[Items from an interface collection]
§ §

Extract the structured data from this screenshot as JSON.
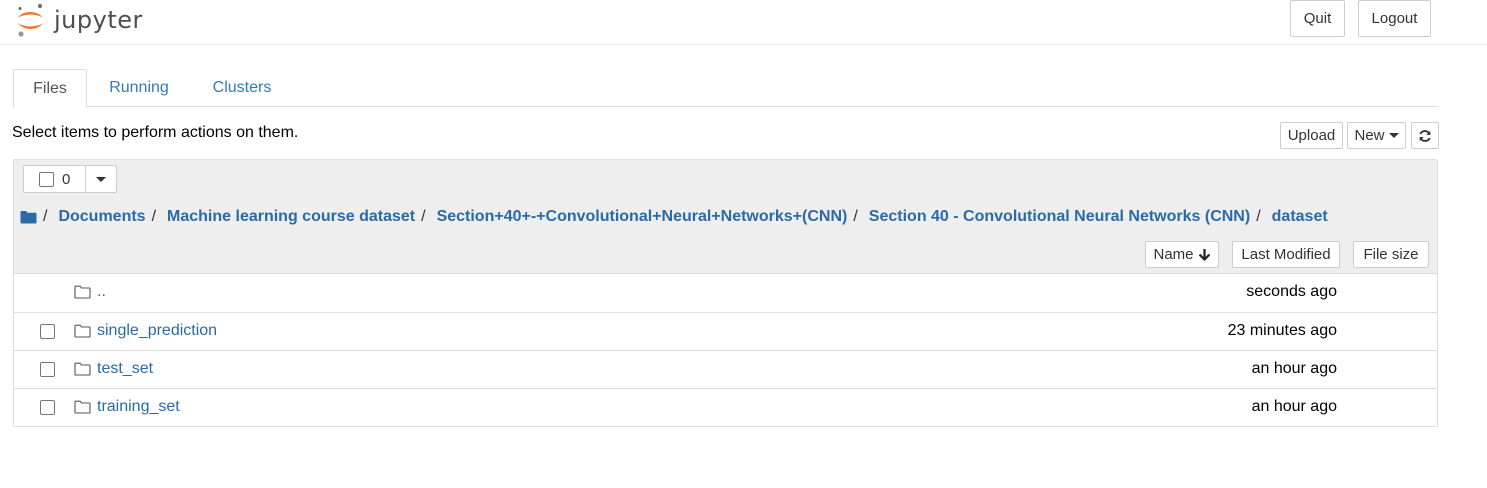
{
  "header": {
    "logo_text": "jupyter",
    "quit_label": "Quit",
    "logout_label": "Logout"
  },
  "tabs": [
    {
      "label": "Files",
      "active": true
    },
    {
      "label": "Running",
      "active": false
    },
    {
      "label": "Clusters",
      "active": false
    }
  ],
  "toolbar": {
    "hint": "Select items to perform actions on them.",
    "upload_label": "Upload",
    "new_label": "New",
    "refresh_icon": "refresh-icon"
  },
  "selection": {
    "count": "0"
  },
  "breadcrumb": [
    {
      "label": "Documents"
    },
    {
      "label": "Machine learning course dataset"
    },
    {
      "label": "Section+40+-+Convolutional+Neural+Networks+(CNN)"
    },
    {
      "label": "Section 40 - Convolutional Neural Networks (CNN)"
    },
    {
      "label": "dataset"
    }
  ],
  "list_header": {
    "name_label": "Name",
    "modified_label": "Last Modified",
    "size_label": "File size"
  },
  "files": [
    {
      "name": "..",
      "modified": "seconds ago",
      "checkbox": false,
      "icon": "folder-icon"
    },
    {
      "name": "single_prediction",
      "modified": "23 minutes ago",
      "checkbox": true,
      "icon": "folder-icon"
    },
    {
      "name": "test_set",
      "modified": "an hour ago",
      "checkbox": true,
      "icon": "folder-icon"
    },
    {
      "name": "training_set",
      "modified": "an hour ago",
      "checkbox": true,
      "icon": "folder-icon"
    }
  ],
  "colors": {
    "link": "#2a6aa6",
    "tab_link": "#337ab7",
    "logo_orange": "#f37626",
    "panel_header_bg": "#eeeeee"
  }
}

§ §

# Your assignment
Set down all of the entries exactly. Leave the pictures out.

# Exercise output
Extract the structured data from this screenshot as JSON.
{
  "header": {
    "logo_text": "jupyter",
    "quit_label": "Quit",
    "logout_label": "Logout"
  },
  "tabs": [
    {
      "label": "Files",
      "active": true
    },
    {
      "label": "Running",
      "active": false
    },
    {
      "label": "Clusters",
      "active": false
    }
  ],
  "toolbar": {
    "hint": "Select items to perform actions on them.",
    "upload_label": "Upload",
    "new_label": "New",
    "refresh_icon": "refresh-icon"
  },
  "selection": {
    "count": "0"
  },
  "breadcrumb": [
    {
      "label": "Documents"
    },
    {
      "label": "Machine learning course dataset"
    },
    {
      "label": "Section+40+-+Convolutional+Neural+Networks+(CNN)"
    },
    {
      "label": "Section 40 - Convolutional Neural Networks (CNN)"
    },
    {
      "label": "dataset"
    }
  ],
  "list_header": {
    "name_label": "Name",
    "modified_label": "Last Modified",
    "size_label": "File size"
  },
  "files": [
    {
      "name": "..",
      "modified": "seconds ago",
      "checkbox": false,
      "icon": "folder-icon"
    },
    {
      "name": "single_prediction",
      "modified": "23 minutes ago",
      "checkbox": true,
      "icon": "folder-icon"
    },
    {
      "name": "test_set",
      "modified": "an hour ago",
      "checkbox": true,
      "icon": "folder-icon"
    },
    {
      "name": "training_set",
      "modified": "an hour ago",
      "checkbox": true,
      "icon": "folder-icon"
    }
  ],
  "colors": {
    "link": "#2a6aa6",
    "tab_link": "#337ab7",
    "logo_orange": "#f37626",
    "panel_header_bg": "#eeeeee"
  }
}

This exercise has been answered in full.